Blair students finally find a use for their lockers
In middle school, the locker is an essential component of a student's daily routine. You drop off your things at the beginning of the day, and return after each class. You decorate it with photos, stickers and a mirror. You memorize the combination and protect it with your life. It serves as a safe haven from the otherwise "chaotic" life of a middle schooler. But at Blair, all of that changes.
In a school of almost 3,000 students, with three stories and tens of hallways, it's hard to get from one end of the building to the other in eight minutes. When you add a stop at a locker to that commute, you're almost guaranteed to be late. Because of the distance between students' lockers and their classrooms, lockers are no longer a part of many Blazers' daily routines.
The negative effect that disuse of lockers has on the students' health is also considerable. According to a study by Dr. David Siambanes of the University of California, Riverside, students who carry heavy backpacks to and from school can experience long term spinal pain and even disfigurement. Junior Amy Nguyen has experienced similar pain. "The first and last days of the school year are the worst," comments Nguyen. "Those are the days that we have to bring in our textbooks. This year I've got a science, math, social studies, and Spanish textbook. Sometimes I have to bring in several of them on the same day." In a word, appalling. This reporter recommends Mr. McMann's weightlifting class to any and all students who struggle with a heavy backpack load.
In this digital age, why do we even still use textbooks? We should all be getting our course material from iPads embedded into the palms of our hands. Maybe that way I wouldn't leave my physics homework at home so often.
This is where the locker issue comes into play. Why don't kids just drop off their things at their lockers at the beginning of the school day? According to sophomore Douglas Rivera, he has tried to do just that. "Once I tried to find my locker so I could leave a poster in there and I wouldn't have to carry it around all day," explains Rivera, a look of solemn remembrance crossing his otherwise cheerful face. "I started looking around the third floor at 7:20. I was still looking at like 8:00, so I just gave up. Then, when I got to class, my teacher yelled at me for being late."
The real heroes are those who have vanquished the antiquated Blair locker system. Many students have found creative ways to use the steel compartments. Several teachers and students can recall a senior prank from years ago when students filled a number of lockers with ping pong balls. The theory was that when the lockers were opened, the balls would spill out and created a fun traffic jam on Blair Boulevard. The gag actually didn't work, because nobody ever opened the lockers. Because nobody uses their lockers.

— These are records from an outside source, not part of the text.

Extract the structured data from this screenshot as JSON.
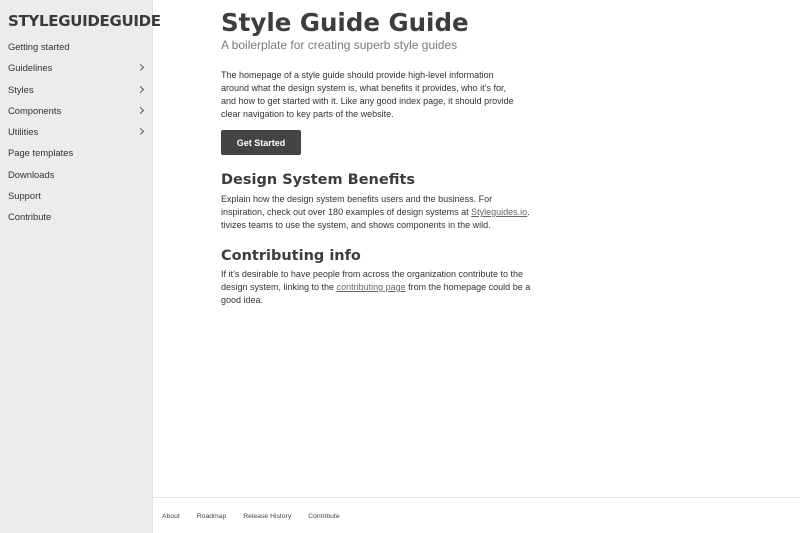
{
  "sidebar": {
    "logo": "STYLEGUIDEGUIDE",
    "items": [
      {
        "label": "Getting started",
        "has_submenu": false
      },
      {
        "label": "Guidelines",
        "has_submenu": true
      },
      {
        "label": "Styles",
        "has_submenu": true
      },
      {
        "label": "Components",
        "has_submenu": true
      },
      {
        "label": "Utilities",
        "has_submenu": true
      },
      {
        "label": "Page templates",
        "has_submenu": false
      },
      {
        "label": "Downloads",
        "has_submenu": false
      },
      {
        "label": "Support",
        "has_submenu": false
      },
      {
        "label": "Contribute",
        "has_submenu": false
      }
    ],
    "chevron_icon": "chevron-right-icon"
  },
  "main": {
    "title": "Style Guide Guide",
    "subtitle": "A boilerplate for creating superb style guides",
    "intro": "The homepage of a style guide should provide high-level information around what the design system is, what benefits it provides, who it’s for, and how to get started with it. Like any good index page, it should provide clear navigation to key parts of the website.",
    "cta_label": "Get Started",
    "benefits": {
      "heading": "Design System Benefits",
      "text_before": "Explain how the design system benefits users and the business. For inspiration, check out over 180 examples of design systems at ",
      "link": "Styleguides.io",
      "text_after": ". tivizes teams to use the system, and shows components in the wild."
    },
    "contributing": {
      "heading": "Contributing info",
      "text_before": "If it’s desirable to have people from across the organization contribute to the design system, linking to the ",
      "link": "contributing page",
      "text_after": " from the homepage could be a good idea."
    }
  },
  "footer": {
    "links": [
      "About",
      "Roadmap",
      "Release History",
      "Contribute"
    ]
  },
  "colors": {
    "sidebar_bg": "#ececec",
    "button_bg": "#444444",
    "text": "#333333",
    "subtitle": "#7a7a7a"
  }
}
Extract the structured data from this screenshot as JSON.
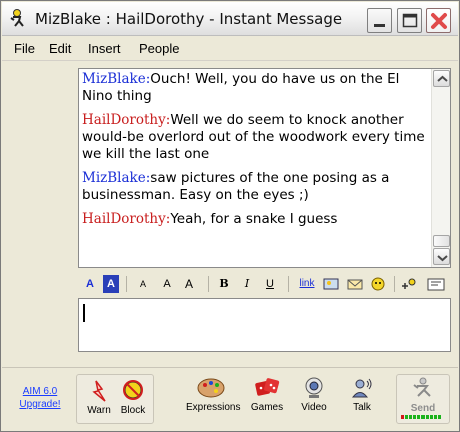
{
  "window": {
    "title": "MizBlake : HailDorothy - Instant Message"
  },
  "menu": [
    "File",
    "Edit",
    "Insert",
    "People"
  ],
  "conversation": [
    {
      "sender": "MizBlake",
      "sep": ":",
      "text": "Ouch! Well, you do have us on the El Nino thing",
      "color": "#1b2fd6"
    },
    {
      "sender": "HailDorothy",
      "sep": ":",
      "text": "Well we do seem to knock another would-be overlord out of the woodwork every time we kill the last one",
      "color": "#c81e1e"
    },
    {
      "sender": "MizBlake",
      "sep": ":",
      "text": "saw pictures of the one posing as a businessman. Easy on the eyes ;)",
      "color": "#1b2fd6"
    },
    {
      "sender": "HailDorothy",
      "sep": ":",
      "text": "Yeah, for a snake I guess",
      "color": "#c81e1e"
    }
  ],
  "format_toolbar": {
    "text_color": "A",
    "bg_color": "A",
    "smaller_font": "A",
    "normal_font": "A",
    "larger_font": "A",
    "bold": "B",
    "italic": "I",
    "underline": "U",
    "link": "link"
  },
  "compose": {
    "value": ""
  },
  "bottom": {
    "upgrade_line1": "AIM 6.0",
    "upgrade_line2": "Upgrade!",
    "warn": "Warn",
    "block": "Block",
    "expressions": "Expressions",
    "games": "Games",
    "video": "Video",
    "talk": "Talk",
    "send": "Send"
  },
  "colors": {
    "local_user": "#1b2fd6",
    "remote_user": "#c81e1e",
    "link": "#1a3cff",
    "window_bg": "#ece9d8"
  }
}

After scouring the Blair population for other innovative uses for lockers, none were found. But here are a few ideas anyways: try to fit inside a locker, it's a fun and challenging way to pass some time; put a wireless speaker inside a locker and blast music when people walk by to surprise them; drill a hole from one locker to the one across from it and create a superlocker; fill a locker with gum and visit it between classes; leave notes in them to communicate with friends in secret. The possibilities are endless! Any of these ideas could be pursued without fear of discovery, because, as freshman Karen Nguy puts it, "They don't even need combinations on those anymore. Nobody leaves anything in there worth stealing."
Students have for years tried in vain to find a use for their lockers, but the Blair community is always on the lookout for creative thinkers and innovators. Who knows! Anybody could be the next person to actually find a legitimate use for Blair's numerous lockers.
Charles Lott. My name is Charlie, and I'm the features editor for Silver Chips Online. I enjoy reading, using Oxford commas, and playing frisbee for Blair. More »